## Try it
Write out every line below that includes the word "icon".

Records shown Start Marker

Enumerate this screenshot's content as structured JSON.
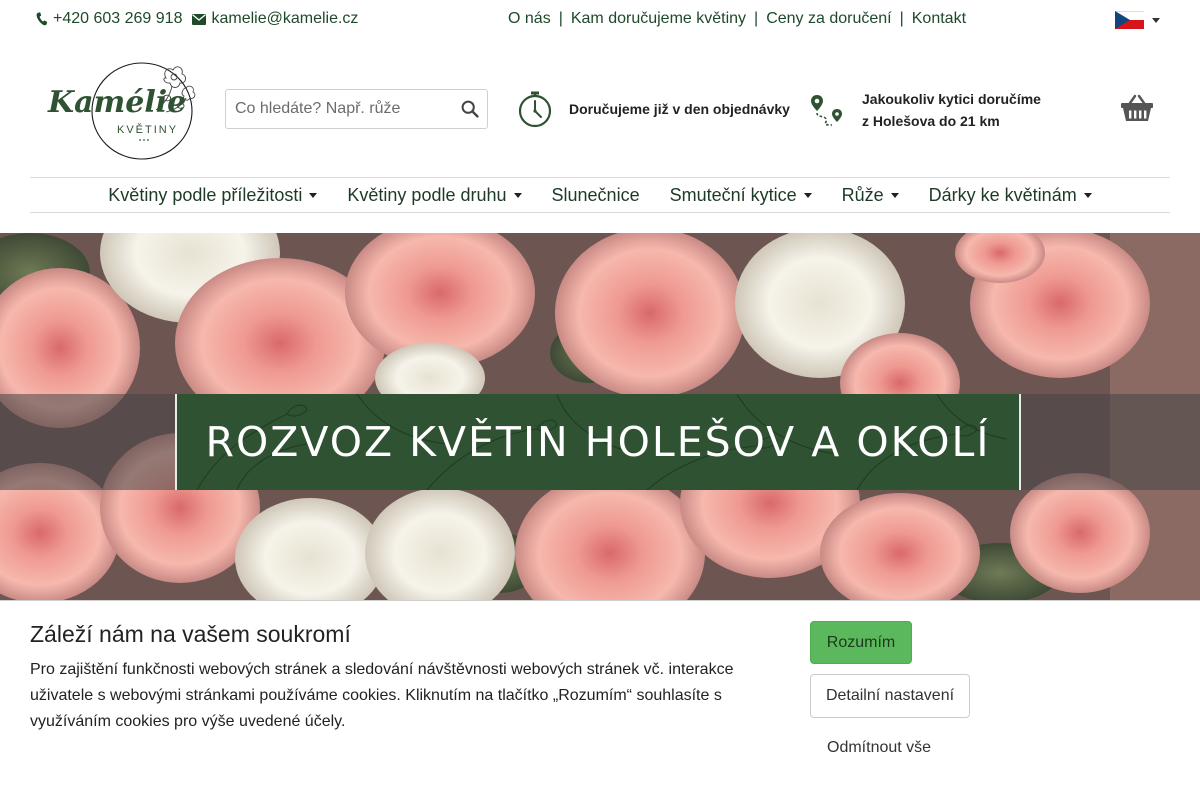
{
  "topbar": {
    "phone": "+420 603 269 918",
    "email": "kamelie@kamelie.cz",
    "links": [
      "O nás",
      "Kam doručujeme květiny",
      "Ceny za doručení",
      "Kontakt"
    ],
    "separator": "|",
    "language_icon": "czech-flag-icon"
  },
  "logo": {
    "name": "Kamélie",
    "tagline": "KVĚTINY"
  },
  "search": {
    "placeholder": "Co hledáte? Např. růže",
    "icon": "search-icon"
  },
  "features": {
    "delivery_time": "Doručujeme již v den objednávky",
    "delivery_area_line1": "Jakoukoliv kytici doručíme",
    "delivery_area_line2": "z Holešova do 21 km"
  },
  "cart": {
    "icon": "basket-icon"
  },
  "nav": {
    "items": [
      {
        "label": "Květiny podle příležitosti",
        "dropdown": true
      },
      {
        "label": "Květiny podle druhu",
        "dropdown": true
      },
      {
        "label": "Slunečnice",
        "dropdown": false
      },
      {
        "label": "Smuteční kytice",
        "dropdown": true
      },
      {
        "label": "Růže",
        "dropdown": true
      },
      {
        "label": "Dárky ke květinám",
        "dropdown": true
      }
    ]
  },
  "hero": {
    "title": "ROZVOZ KVĚTIN HOLEŠOV A OKOLÍ"
  },
  "cookie": {
    "title": "Záleží nám na vašem soukromí",
    "text": "Pro zajištění funkčnosti webových stránek a sledování návštěvnosti webových stránek vč. interakce uživatele s webovými stránkami používáme cookies. Kliknutím na tlačítko „Rozumím“ souhlasíte s využíváním cookies pro výše uvedené účely.",
    "accept": "Rozumím",
    "details": "Detailní nastavení",
    "reject": "Odmítnout vše"
  },
  "colors": {
    "brand_green": "#2f5233",
    "link_green": "#1e4a2a",
    "accept_green": "#5cb85c"
  }
}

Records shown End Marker

## Output of the task
    "language_icon": "czech-flag-icon"
    "icon": "search-icon"
    "icon": "basket-icon"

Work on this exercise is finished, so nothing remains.